In the past, green technology investments were a marketing asset and held a lot of potential, but that wasn’t enough to sway investors concerned about risk. As a result, government agencies around the world have been some of the bigger players in the space until the last few years.
There were several obstacles to private investment in green technology:
- Entrenched solutions bolstered by a strong infrastructure were cost effective and low risk, making green technology a tough sell, in practice.
- The perceived and real risks of bring emerging technology to market further delayed introductions.
- The front-end capital costs in some smaller markets and developing countries were higher and riskier for private investors.
In many areas of the world, government subsidies, grants, and public policy has largely shaped the market for green technology. According to the earlier findings of several case studies on financing green technology from the San Giorgio Group in 2012, more public resources and policies designed to alter the risk landscape for private investors were needed to help deliver green technology to the world at large in the near future.

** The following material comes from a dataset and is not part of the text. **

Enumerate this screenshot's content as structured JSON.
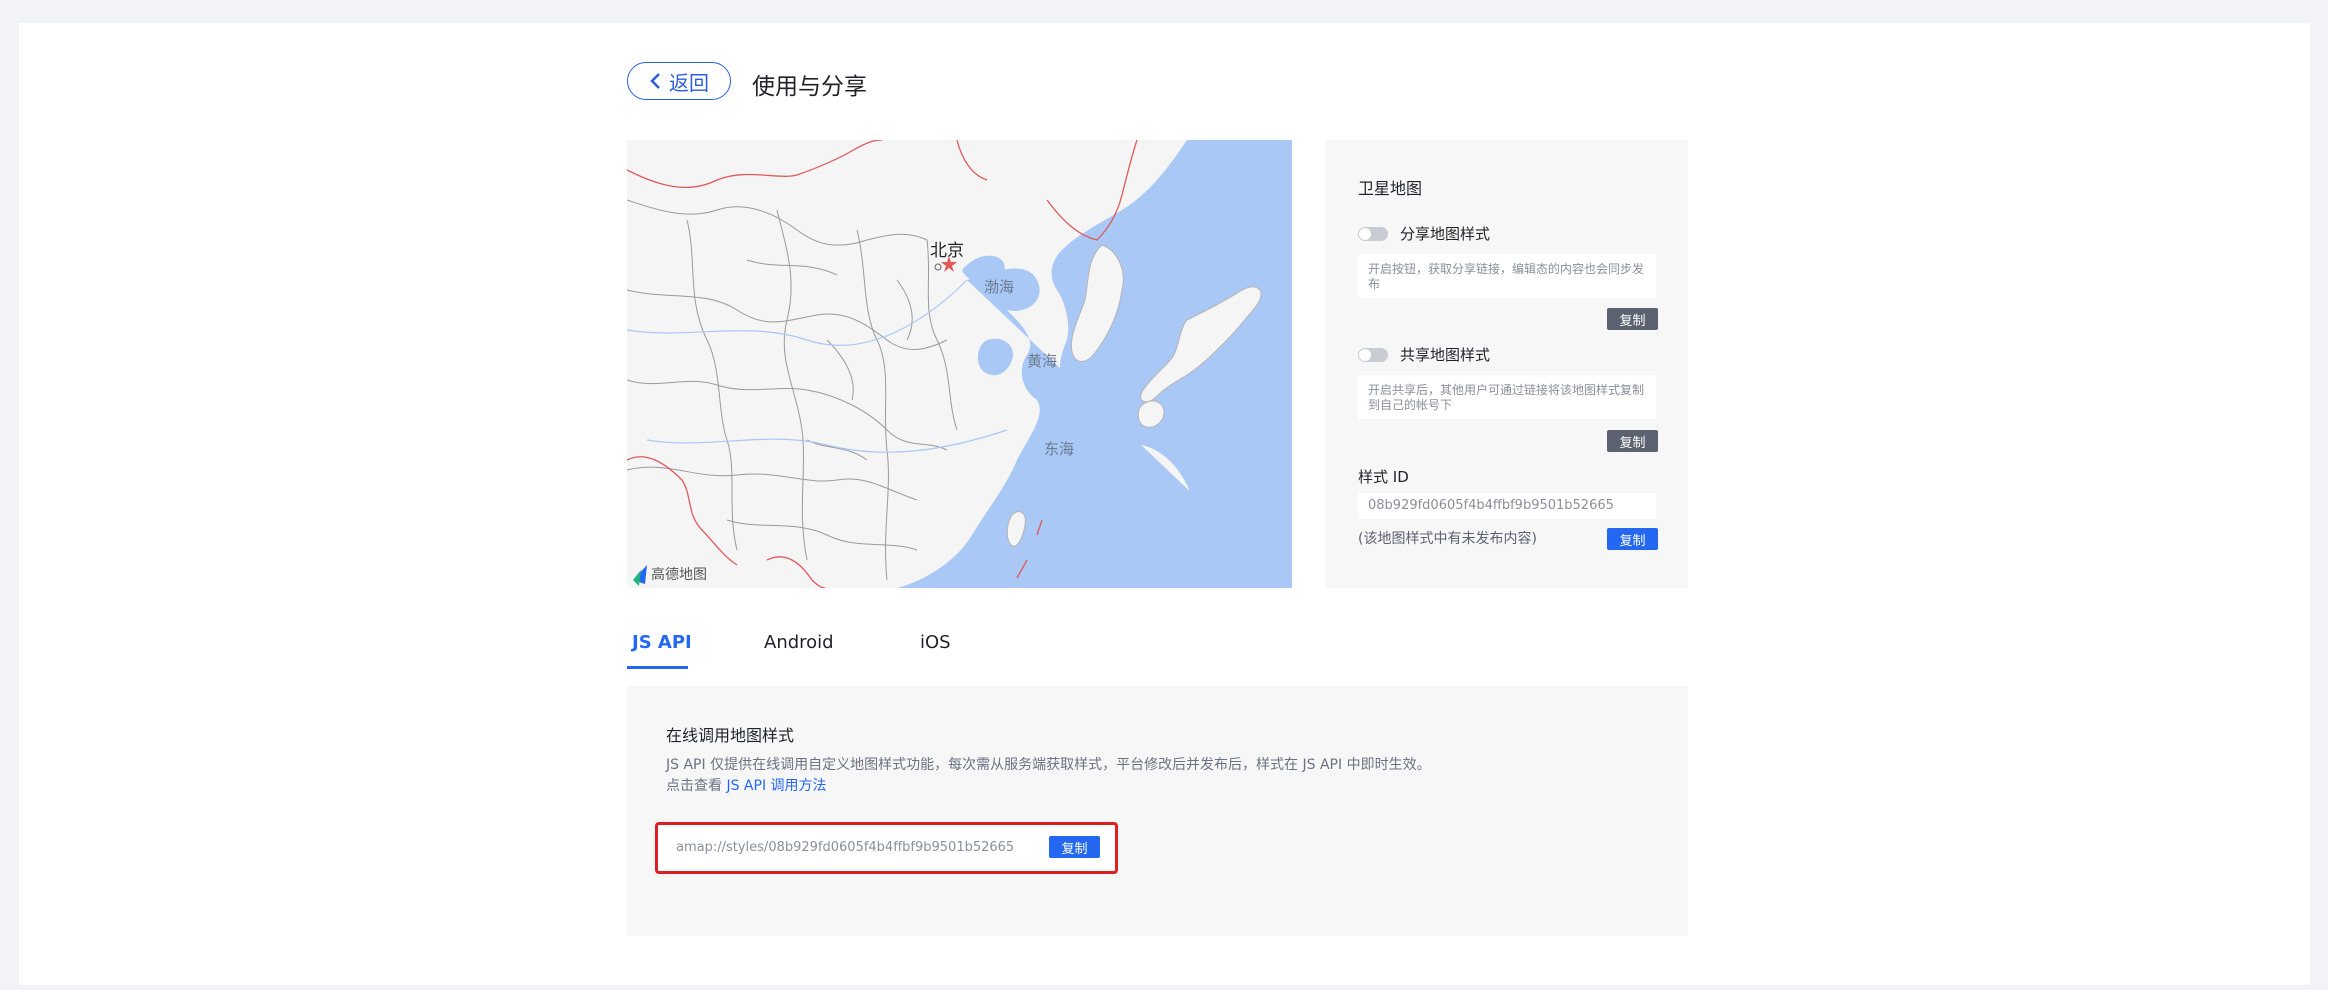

The solar market is maturing and has always been the poster-child of the green technology movement. Private investments in large solar technology endeavorsare still lagging behind public resources in 2015, but their support of smaller projects, up 29% from 2014, may indicate a change. Commercialization is driving the ROI of many smaller, innovative projects. The investments tend to be less risky than larger projects, and companies can show a faster turnaround for ROI.
While public policy continues to evolve, in 2015, it appears that smaller eco-investments driven by consumer demand are taking the lead with private investors. Companies are also finding smaller ways to incorporate green technology at a lower-risk level. This slow adoption process is easier to finance and can be implemented across a variety of industries, and the payoff is often lucrative.
As investors and entrepreneurs start to see the payoff in existing technologies, adoption of new solutions becomes easier. Along with government subsidies, the shift to green technology is an easy one. Technologies that perform equally as well as traditional solutions will slowly replace entrenched solutions along with the slow culture shift towards adopting green technology.
Contact Funding Well Capital to learn more about financing solutions for green technology.